### TASK DESCRIPTION:
Return the data in full, exactly as it was written.

Segment Start: TASK INPUT

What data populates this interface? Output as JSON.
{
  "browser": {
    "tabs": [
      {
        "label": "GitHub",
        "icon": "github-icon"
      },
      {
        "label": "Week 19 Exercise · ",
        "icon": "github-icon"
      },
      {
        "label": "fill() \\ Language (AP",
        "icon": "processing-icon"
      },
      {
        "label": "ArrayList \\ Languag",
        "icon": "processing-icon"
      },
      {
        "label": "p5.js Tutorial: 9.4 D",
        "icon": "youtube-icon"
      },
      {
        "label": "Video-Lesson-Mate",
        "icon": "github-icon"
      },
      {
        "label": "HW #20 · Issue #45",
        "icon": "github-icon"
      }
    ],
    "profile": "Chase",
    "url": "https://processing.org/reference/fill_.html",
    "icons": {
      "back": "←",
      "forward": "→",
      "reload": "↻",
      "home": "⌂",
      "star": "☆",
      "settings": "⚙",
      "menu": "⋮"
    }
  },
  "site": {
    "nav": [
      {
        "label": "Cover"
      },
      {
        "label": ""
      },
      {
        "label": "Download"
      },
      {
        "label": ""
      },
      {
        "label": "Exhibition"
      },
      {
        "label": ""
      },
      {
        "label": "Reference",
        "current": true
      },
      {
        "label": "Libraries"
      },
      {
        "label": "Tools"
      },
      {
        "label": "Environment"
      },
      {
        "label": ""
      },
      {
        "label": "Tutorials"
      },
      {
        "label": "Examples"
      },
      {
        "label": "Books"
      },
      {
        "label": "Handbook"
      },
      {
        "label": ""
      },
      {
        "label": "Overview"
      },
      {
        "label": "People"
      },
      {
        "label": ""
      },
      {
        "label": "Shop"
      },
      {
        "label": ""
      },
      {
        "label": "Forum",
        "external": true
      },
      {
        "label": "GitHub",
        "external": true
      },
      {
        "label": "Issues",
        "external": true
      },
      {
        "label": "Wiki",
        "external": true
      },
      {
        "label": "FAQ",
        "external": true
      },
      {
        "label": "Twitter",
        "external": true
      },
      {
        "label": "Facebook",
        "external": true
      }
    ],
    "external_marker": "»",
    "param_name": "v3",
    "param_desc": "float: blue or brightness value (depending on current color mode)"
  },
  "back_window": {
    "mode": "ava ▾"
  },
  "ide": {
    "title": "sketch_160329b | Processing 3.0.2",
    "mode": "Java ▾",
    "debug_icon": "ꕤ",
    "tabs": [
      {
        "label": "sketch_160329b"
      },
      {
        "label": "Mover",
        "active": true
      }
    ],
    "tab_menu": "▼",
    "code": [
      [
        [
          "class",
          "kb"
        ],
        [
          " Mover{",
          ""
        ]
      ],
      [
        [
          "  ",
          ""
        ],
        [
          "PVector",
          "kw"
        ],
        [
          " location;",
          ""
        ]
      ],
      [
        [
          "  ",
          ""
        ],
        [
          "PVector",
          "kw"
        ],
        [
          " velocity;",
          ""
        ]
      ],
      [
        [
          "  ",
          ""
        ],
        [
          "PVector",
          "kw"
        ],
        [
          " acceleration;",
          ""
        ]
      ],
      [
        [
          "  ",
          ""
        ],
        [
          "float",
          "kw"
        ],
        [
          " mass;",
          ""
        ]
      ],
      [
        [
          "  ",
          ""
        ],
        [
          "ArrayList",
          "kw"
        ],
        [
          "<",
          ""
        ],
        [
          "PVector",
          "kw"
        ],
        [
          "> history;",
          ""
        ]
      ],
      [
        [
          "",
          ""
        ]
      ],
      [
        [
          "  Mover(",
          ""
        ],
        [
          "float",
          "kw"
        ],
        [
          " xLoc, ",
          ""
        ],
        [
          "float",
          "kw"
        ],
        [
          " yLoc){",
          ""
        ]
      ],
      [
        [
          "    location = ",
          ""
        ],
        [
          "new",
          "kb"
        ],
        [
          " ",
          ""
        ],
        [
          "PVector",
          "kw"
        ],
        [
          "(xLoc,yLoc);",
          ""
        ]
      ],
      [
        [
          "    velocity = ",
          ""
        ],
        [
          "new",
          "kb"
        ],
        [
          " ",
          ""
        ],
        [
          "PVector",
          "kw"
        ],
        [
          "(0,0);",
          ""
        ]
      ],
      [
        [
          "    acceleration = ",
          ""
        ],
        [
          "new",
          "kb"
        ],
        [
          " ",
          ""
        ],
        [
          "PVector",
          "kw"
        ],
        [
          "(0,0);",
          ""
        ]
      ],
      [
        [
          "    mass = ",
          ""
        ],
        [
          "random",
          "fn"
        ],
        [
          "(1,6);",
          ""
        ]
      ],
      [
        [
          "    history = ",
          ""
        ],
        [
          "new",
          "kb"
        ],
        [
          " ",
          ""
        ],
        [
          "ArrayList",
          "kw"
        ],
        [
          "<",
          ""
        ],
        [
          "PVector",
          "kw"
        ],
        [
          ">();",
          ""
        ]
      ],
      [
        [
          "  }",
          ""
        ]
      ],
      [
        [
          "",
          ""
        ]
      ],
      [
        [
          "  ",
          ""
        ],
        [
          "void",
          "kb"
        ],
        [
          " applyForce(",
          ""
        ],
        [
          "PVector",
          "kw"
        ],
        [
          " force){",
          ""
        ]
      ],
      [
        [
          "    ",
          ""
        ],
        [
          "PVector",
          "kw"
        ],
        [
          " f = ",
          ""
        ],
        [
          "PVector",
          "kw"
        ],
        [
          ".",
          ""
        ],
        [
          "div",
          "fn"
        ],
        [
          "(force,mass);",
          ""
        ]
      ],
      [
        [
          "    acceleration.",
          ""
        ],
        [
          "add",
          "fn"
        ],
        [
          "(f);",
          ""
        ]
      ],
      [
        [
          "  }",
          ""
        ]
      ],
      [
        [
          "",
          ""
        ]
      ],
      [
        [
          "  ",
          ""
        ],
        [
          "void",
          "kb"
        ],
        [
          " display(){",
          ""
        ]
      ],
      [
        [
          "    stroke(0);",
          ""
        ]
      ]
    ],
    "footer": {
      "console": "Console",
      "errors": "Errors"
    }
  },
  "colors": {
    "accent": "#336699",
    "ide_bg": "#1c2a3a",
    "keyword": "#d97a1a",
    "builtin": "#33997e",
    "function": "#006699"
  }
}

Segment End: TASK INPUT

### ANSWER BOX:
What data populates this interface? Output as JSON.
{
  "browser": {
    "tabs": [
      {
        "label": "GitHub",
        "icon": "github-icon"
      },
      {
        "label": "Week 19 Exercise · ",
        "icon": "github-icon"
      },
      {
        "label": "fill() \\ Language (AP",
        "icon": "processing-icon"
      },
      {
        "label": "ArrayList \\ Languag",
        "icon": "processing-icon"
      },
      {
        "label": "p5.js Tutorial: 9.4 D",
        "icon": "youtube-icon"
      },
      {
        "label": "Video-Lesson-Mate",
        "icon": "github-icon"
      },
      {
        "label": "HW #20 · Issue #45",
        "icon": "github-icon"
      }
    ],
    "profile": "Chase",
    "url": "https://processing.org/reference/fill_.html",
    "icons": {
      "back": "←",
      "forward": "→",
      "reload": "↻",
      "home": "⌂",
      "star": "☆",
      "settings": "⚙",
      "menu": "⋮"
    }
  },
  "site": {
    "nav": [
      {
        "label": "Cover"
      },
      {
        "label": ""
      },
      {
        "label": "Download"
      },
      {
        "label": ""
      },
      {
        "label": "Exhibition"
      },
      {
        "label": ""
      },
      {
        "label": "Reference",
        "current": true
      },
      {
        "label": "Libraries"
      },
      {
        "label": "Tools"
      },
      {
        "label": "Environment"
      },
      {
        "label": ""
      },
      {
        "label": "Tutorials"
      },
      {
        "label": "Examples"
      },
      {
        "label": "Books"
      },
      {
        "label": "Handbook"
      },
      {
        "label": ""
      },
      {
        "label": "Overview"
      },
      {
        "label": "People"
      },
      {
        "label": ""
      },
      {
        "label": "Shop"
      },
      {
        "label": ""
      },
      {
        "label": "Forum",
        "external": true
      },
      {
        "label": "GitHub",
        "external": true
      },
      {
        "label": "Issues",
        "external": true
      },
      {
        "label": "Wiki",
        "external": true
      },
      {
        "label": "FAQ",
        "external": true
      },
      {
        "label": "Twitter",
        "external": true
      },
      {
        "label": "Facebook",
        "external": true
      }
    ],
    "external_marker": "»",
    "param_name": "v3",
    "param_desc": "float: blue or brightness value (depending on current color mode)"
  },
  "back_window": {
    "mode": "ava ▾"
  },
  "ide": {
    "title": "sketch_160329b | Processing 3.0.2",
    "mode": "Java ▾",
    "debug_icon": "ꕤ",
    "tabs": [
      {
        "label": "sketch_160329b"
      },
      {
        "label": "Mover",
        "active": true
      }
    ],
    "tab_menu": "▼",
    "code": [
      [
        [
          "class",
          "kb"
        ],
        [
          " Mover{",
          ""
        ]
      ],
      [
        [
          "  ",
          ""
        ],
        [
          "PVector",
          "kw"
        ],
        [
          " location;",
          ""
        ]
      ],
      [
        [
          "  ",
          ""
        ],
        [
          "PVector",
          "kw"
        ],
        [
          " velocity;",
          ""
        ]
      ],
      [
        [
          "  ",
          ""
        ],
        [
          "PVector",
          "kw"
        ],
        [
          " acceleration;",
          ""
        ]
      ],
      [
        [
          "  ",
          ""
        ],
        [
          "float",
          "kw"
        ],
        [
          " mass;",
          ""
        ]
      ],
      [
        [
          "  ",
          ""
        ],
        [
          "ArrayList",
          "kw"
        ],
        [
          "<",
          ""
        ],
        [
          "PVector",
          "kw"
        ],
        [
          "> history;",
          ""
        ]
      ],
      [
        [
          "",
          ""
        ]
      ],
      [
        [
          "  Mover(",
          ""
        ],
        [
          "float",
          "kw"
        ],
        [
          " xLoc, ",
          ""
        ],
        [
          "float",
          "kw"
        ],
        [
          " yLoc){",
          ""
        ]
      ],
      [
        [
          "    location = ",
          ""
        ],
        [
          "new",
          "kb"
        ],
        [
          " ",
          ""
        ],
        [
          "PVector",
          "kw"
        ],
        [
          "(xLoc,yLoc);",
          ""
        ]
      ],
      [
        [
          "    velocity = ",
          ""
        ],
        [
          "new",
          "kb"
        ],
        [
          " ",
          ""
        ],
        [
          "PVector",
          "kw"
        ],
        [
          "(0,0);",
          ""
        ]
      ],
      [
        [
          "    acceleration = ",
          ""
        ],
        [
          "new",
          "kb"
        ],
        [
          " ",
          ""
        ],
        [
          "PVector",
          "kw"
        ],
        [
          "(0,0);",
          ""
        ]
      ],
      [
        [
          "    mass = ",
          ""
        ],
        [
          "random",
          "fn"
        ],
        [
          "(1,6);",
          ""
        ]
      ],
      [
        [
          "    history = ",
          ""
        ],
        [
          "new",
          "kb"
        ],
        [
          " ",
          ""
        ],
        [
          "ArrayList",
          "kw"
        ],
        [
          "<",
          ""
        ],
        [
          "PVector",
          "kw"
        ],
        [
          ">();",
          ""
        ]
      ],
      [
        [
          "  }",
          ""
        ]
      ],
      [
        [
          "",
          ""
        ]
      ],
      [
        [
          "  ",
          ""
        ],
        [
          "void",
          "kb"
        ],
        [
          " applyForce(",
          ""
        ],
        [
          "PVector",
          "kw"
        ],
        [
          " force){",
          ""
        ]
      ],
      [
        [
          "    ",
          ""
        ],
        [
          "PVector",
          "kw"
        ],
        [
          " f = ",
          ""
        ],
        [
          "PVector",
          "kw"
        ],
        [
          ".",
          ""
        ],
        [
          "div",
          "fn"
        ],
        [
          "(force,mass);",
          ""
        ]
      ],
      [
        [
          "    acceleration.",
          ""
        ],
        [
          "add",
          "fn"
        ],
        [
          "(f);",
          ""
        ]
      ],
      [
        [
          "  }",
          ""
        ]
      ],
      [
        [
          "",
          ""
        ]
      ],
      [
        [
          "  ",
          ""
        ],
        [
          "void",
          "kb"
        ],
        [
          " display(){",
          ""
        ]
      ],
      [
        [
          "    stroke(0);",
          ""
        ]
      ]
    ],
    "footer": {
      "console": "Console",
      "errors": "Errors"
    }
  },
  "colors": {
    "accent": "#336699",
    "ide_bg": "#1c2a3a",
    "keyword": "#d97a1a",
    "builtin": "#33997e",
    "function": "#006699"
  }
}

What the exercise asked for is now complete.